Dogs Helping College Students Fight Exam Stress Tufts University near Boston is using playful, therapeutic Australian Shepherds as a way to ease stressful students who are preparing for final exams and may be entering a tough job market. (universitybusiness.com)

David Callahan: Why Honor Codes Reduce Student Cheating Rampant student cheating has become so familiar that it is tempting to think that the problem is intractable. That is wrong. Some colleges have much less cheating than others. And the existence of honor codes is a key factor. The lower rates of cheating at honor code schools has been observed by researchers since William Bowers wrote his path-breaking 1964 study, “Student Dishonesty and its Control in Colleges.” (Huffington Post)

Square Feet: The Real Estate Collapse? It’ll Be in the Final A master’s degree in real estate is seen by employers as a viable alternative to an M.B.A. (feeds.nytimes.com)

Great Lakes, Good Job Market College hiring is rebounding in the Great Lakes and Mid-Atlantic regions, but remains muted in the Northeast, Southeast and Southwest, Dow Jones’s Melissa Korn writes this week. (Speakeasy – Wall Street Journal)

College, Jobs and Inequality A college education is better than no college education and correlates with higher pay. But as a cure for unemployment or as a way to narrow the chasm between the rich and everyone else, “more college” is a too-easy answer. (The New York Times)

Why was there a jar of urine in Harvard’s Lamont library? The Mysterious Case of the Urine in Harvard’s Library sounds a little like an old Encyclopedia Brown story. But it’s a real-life whodunit that started last weekend, when the Harvard Crimson reported that university police were investigating urine damage on 36 books about gay, lesbian, and transgender issues in the stacks of Lamont library. (Boston Globe)

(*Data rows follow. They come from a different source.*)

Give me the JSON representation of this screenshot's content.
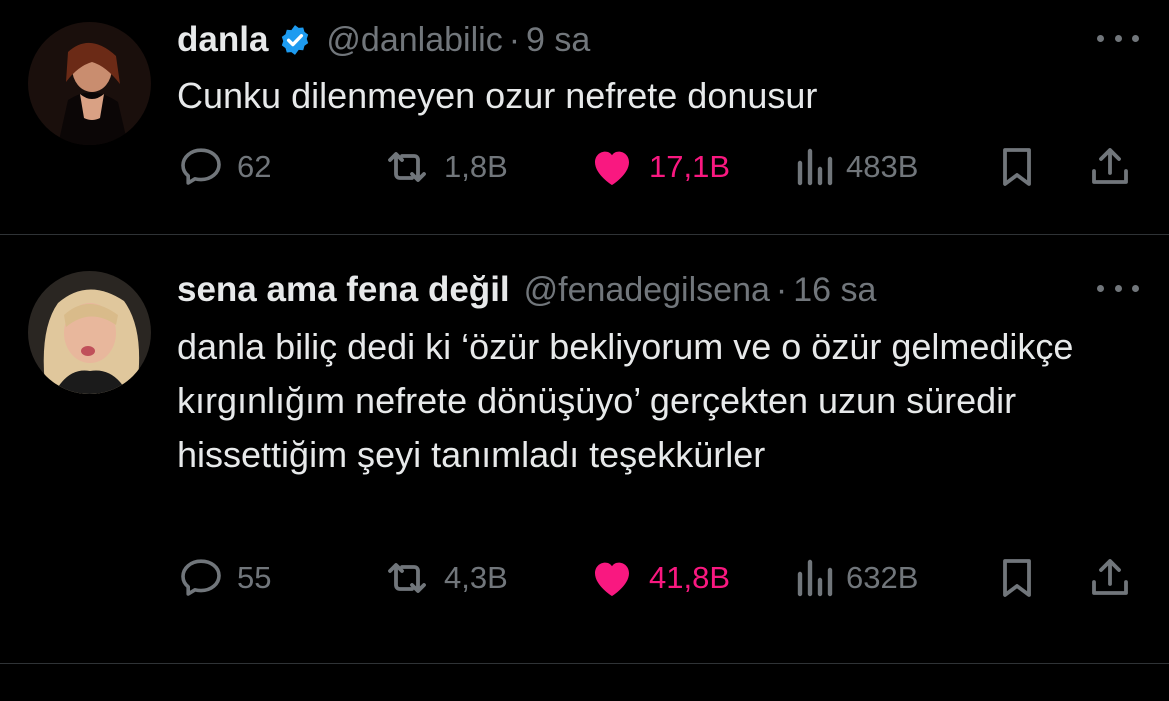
{
  "colors": {
    "background": "#000000",
    "text": "#e7e9ea",
    "muted": "#71767b",
    "like": "#f91880",
    "verified": "#1d9bf0",
    "divider": "#2f3336"
  },
  "tweets": [
    {
      "name": "danla",
      "verified": true,
      "handle": "@danlabilic",
      "separator": "·",
      "time": "9 sa",
      "text": "Cunku dilenmeyen ozur nefrete donusur",
      "replies": "62",
      "retweets": "1,8B",
      "likes": "17,1B",
      "views": "483B",
      "liked": true,
      "icons": [
        "more-icon",
        "reply-icon",
        "retweet-icon",
        "heart-icon",
        "views-icon",
        "bookmark-icon",
        "share-icon"
      ]
    },
    {
      "name": "sena ama fena değil",
      "verified": false,
      "handle": "@fenadegilsena",
      "separator": "·",
      "time": "16 sa",
      "text": "danla biliç dedi ki ‘özür bekliyorum ve o özür gelmedikçe kırgınlığım nefrete dönüşüyo’ gerçekten uzun süredir hissettiğim şeyi tanımladı teşekkürler",
      "replies": "55",
      "retweets": "4,3B",
      "likes": "41,8B",
      "views": "632B",
      "liked": true,
      "icons": [
        "more-icon",
        "reply-icon",
        "retweet-icon",
        "heart-icon",
        "views-icon",
        "bookmark-icon",
        "share-icon"
      ]
    }
  ]
}
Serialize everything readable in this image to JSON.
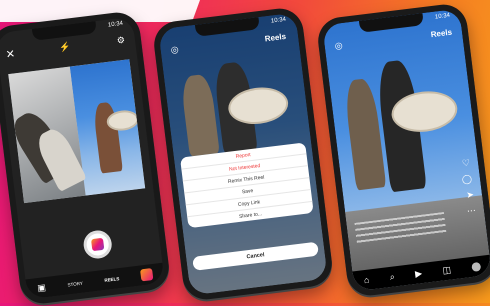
{
  "phones": [
    {
      "time": "10:34",
      "mode_tabs": [
        "STORY",
        "REELS"
      ]
    },
    {
      "time": "10:34",
      "title": "Reels",
      "sheet_items": [
        "Report",
        "Not Interested",
        "Remix This Reel",
        "Save",
        "Copy Link",
        "Share to..."
      ],
      "cancel_label": "Cancel"
    },
    {
      "time": "10:34",
      "title": "Reels"
    }
  ],
  "colors": {
    "gradient_start": "#e8157a",
    "gradient_end": "#f89a1c"
  }
}
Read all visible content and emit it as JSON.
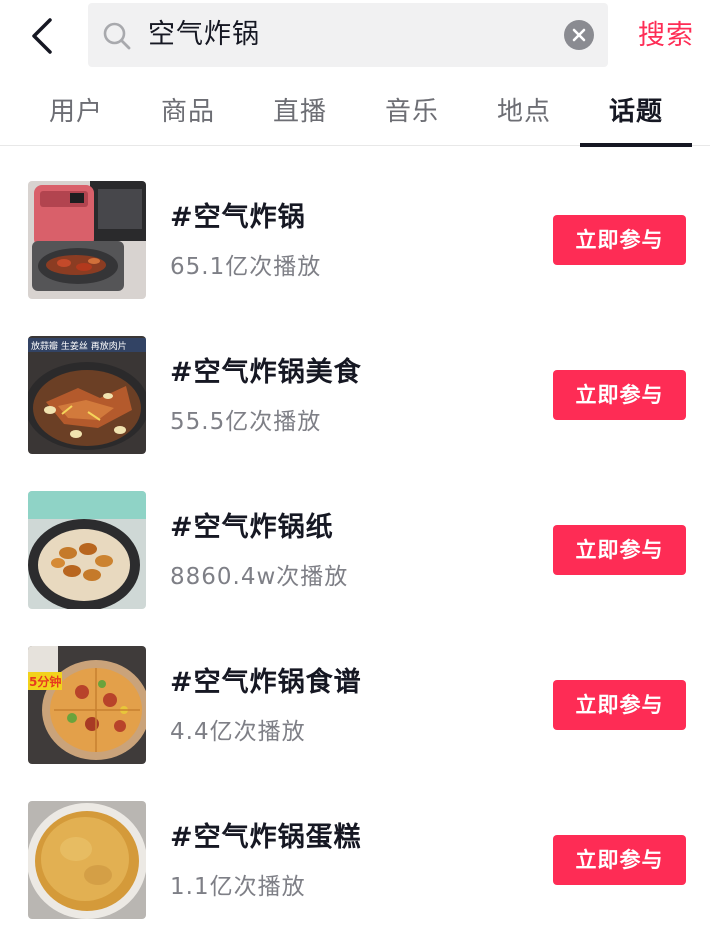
{
  "search": {
    "query": "空气炸锅",
    "submit_label": "搜索"
  },
  "tabs": [
    {
      "label": "用户"
    },
    {
      "label": "商品"
    },
    {
      "label": "直播"
    },
    {
      "label": "音乐"
    },
    {
      "label": "地点"
    },
    {
      "label": "话题"
    }
  ],
  "active_tab": "话题",
  "topics": [
    {
      "title": "#空气炸锅",
      "plays": "65.1亿次播放",
      "action": "立即参与",
      "thumb_text": ""
    },
    {
      "title": "#空气炸锅美食",
      "plays": "55.5亿次播放",
      "action": "立即参与",
      "thumb_text": "放蒜瓣 生姜丝 再放肉片"
    },
    {
      "title": "#空气炸锅纸",
      "plays": "8860.4w次播放",
      "action": "立即参与",
      "thumb_text": ""
    },
    {
      "title": "#空气炸锅食谱",
      "plays": "4.4亿次播放",
      "action": "立即参与",
      "thumb_text": "5分钟"
    },
    {
      "title": "#空气炸锅蛋糕",
      "plays": "1.1亿次播放",
      "action": "立即参与",
      "thumb_text": ""
    }
  ],
  "colors": {
    "accent": "#fe2c55",
    "text_primary": "#161823",
    "text_secondary": "#7e7f86",
    "search_bg": "#f1f1f2"
  },
  "icons": {
    "back": "chevron-left-icon",
    "search": "search-icon",
    "clear": "close-circle-icon"
  }
}
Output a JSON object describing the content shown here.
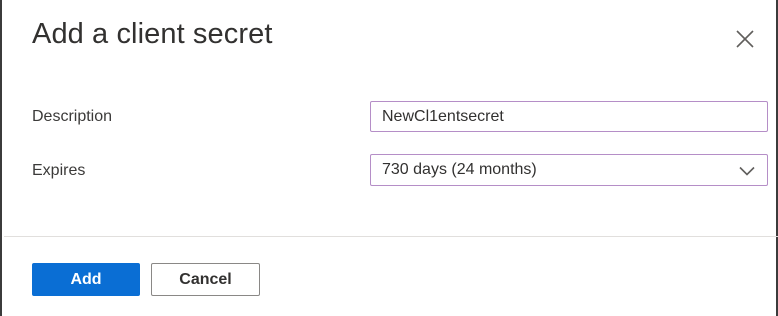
{
  "dialog": {
    "title": "Add a client secret",
    "close_icon": "close-icon"
  },
  "form": {
    "description": {
      "label": "Description",
      "value": "NewCl1entsecret"
    },
    "expires": {
      "label": "Expires",
      "selected": "730 days (24 months)",
      "icon": "chevron-down-icon"
    }
  },
  "footer": {
    "add_label": "Add",
    "cancel_label": "Cancel"
  },
  "colors": {
    "primary": "#0a6ed4",
    "field_border": "#b58ec7",
    "text": "#323130"
  }
}
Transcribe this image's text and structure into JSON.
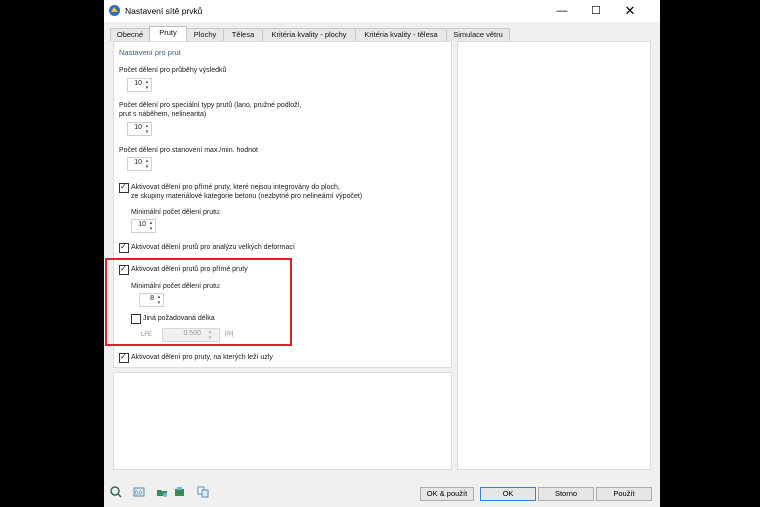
{
  "window": {
    "title": "Nastavení sítě prvků",
    "controls": {
      "minimize": "—",
      "maximize": "☐",
      "close": "✕"
    }
  },
  "tabs": [
    {
      "label": "Obecné",
      "active": false
    },
    {
      "label": "Pruty",
      "active": true
    },
    {
      "label": "Plochy",
      "active": false
    },
    {
      "label": "Tělesa",
      "active": false
    },
    {
      "label": "Kritéria kvality - plochy",
      "active": false
    },
    {
      "label": "Kritéria kvality - tělesa",
      "active": false
    },
    {
      "label": "Simulace větru",
      "active": false
    }
  ],
  "panel": {
    "section_title": "Nastavení pro prut",
    "results_divisions": {
      "label": "Počet dělení pro průběhy výsledků",
      "value": "10"
    },
    "special_divisions": {
      "label_line1": "Počet dělení pro speciální typy prutů (lano, pružné podloží,",
      "label_line2": "prut s náběhem, nelinearita)",
      "value": "10"
    },
    "maxmin_divisions": {
      "label": "Počet dělení pro stanovení max./min. hodnot",
      "value": "10"
    },
    "straight_not_integrated": {
      "checked": true,
      "label_line1": "Aktivovat dělení pro přímé pruty, které nejsou integrovány do ploch,",
      "label_line2": "ze skupiny materiálové kategorie betonu (nezbytné pro nelineární výpočet)",
      "min_label": "Minimální počet dělení prutu:",
      "min_value": "10"
    },
    "large_deformation": {
      "checked": true,
      "label": "Aktivovat dělení prutů pro analýzu velkých deformací"
    },
    "straight_members": {
      "checked": true,
      "label": "Aktivovat dělení prutů pro přímé pruty",
      "min_label": "Minimální počet dělení prutu:",
      "min_value": "8",
      "other_length": {
        "checked": false,
        "label": "Jiná požadovaná délka"
      },
      "lfe_label": "LFE",
      "lfe_value": "0.500",
      "lfe_unit": "[m]"
    },
    "members_with_nodes": {
      "checked": true,
      "label": "Aktivovat dělení pro pruty, na kterých leží uzly"
    }
  },
  "buttons": {
    "ok_apply": "OK & použít",
    "ok": "OK",
    "cancel": "Storno",
    "apply": "Použít"
  },
  "toolbar_icons": [
    "help-icon",
    "units-icon",
    "load-settings-icon",
    "save-settings-icon",
    "copy-icon"
  ],
  "colors": {
    "highlight": "#e0202a",
    "section_title": "#3a5a8c",
    "primary_border": "#3b7bd9"
  }
}
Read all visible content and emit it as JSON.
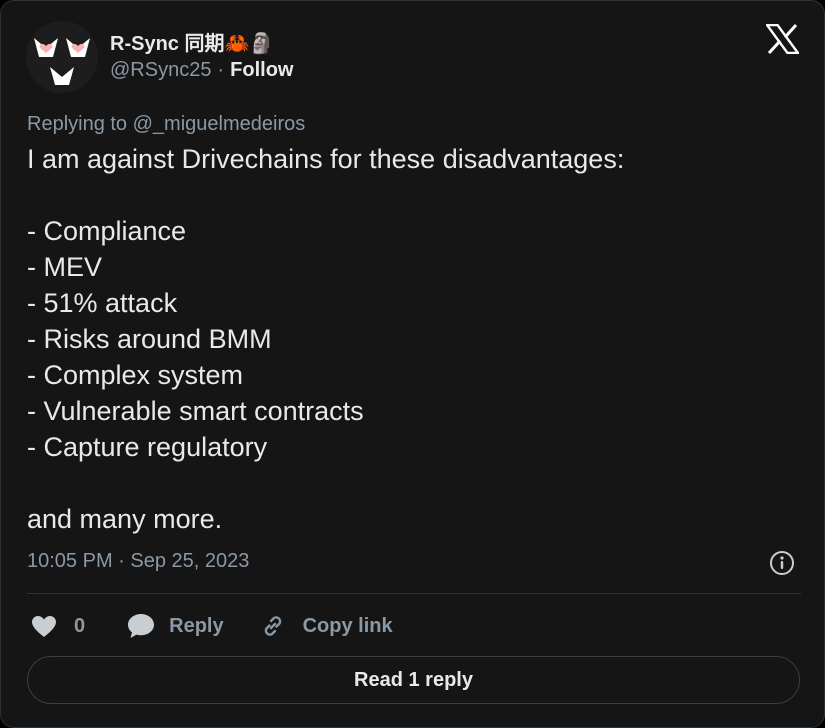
{
  "author": {
    "display_name": "R-Sync 同期🦀🗿",
    "handle": "@RSync25",
    "separator": "·",
    "follow_label": "Follow",
    "avatar_icon": "heart-eyes-face-avatar"
  },
  "brand_icon": "x-logo-icon",
  "reply_context": {
    "prefix": "Replying to",
    "mention": "@_miguelmedeiros"
  },
  "post": {
    "text": "I am against Drivechains for these disadvantages:\n\n- Compliance\n- MEV\n- 51% attack\n- Risks around BMM\n- Complex system\n- Vulnerable smart contracts\n- Capture regulatory\n\nand many more.",
    "timestamp": "10:05 PM · Sep 25, 2023"
  },
  "actions": {
    "like_count": "0",
    "reply_label": "Reply",
    "copy_label": "Copy link"
  },
  "read_replies_label": "Read 1 reply",
  "colors": {
    "background": "#151515",
    "text_primary": "#e7e9ea",
    "text_secondary": "#8b98a5",
    "border": "#2f3336",
    "avatar_accent": "#f8b4b4"
  }
}
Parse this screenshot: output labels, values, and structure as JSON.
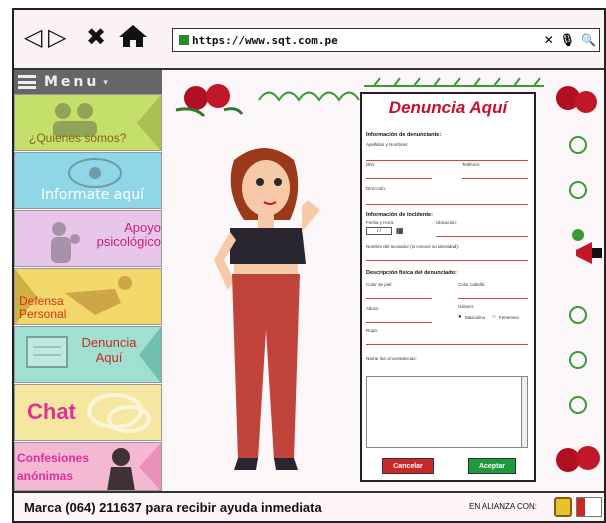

All boros boast rise in college grads, including over 50% of Manhattanites over 25, says census For the first time, more than 50% of Manhattan residents over 25 have at least a bachelor’s degree, figures released yesterday by the U.S. Census Bureau show. The national rate is 27.5%. (New York Daily News)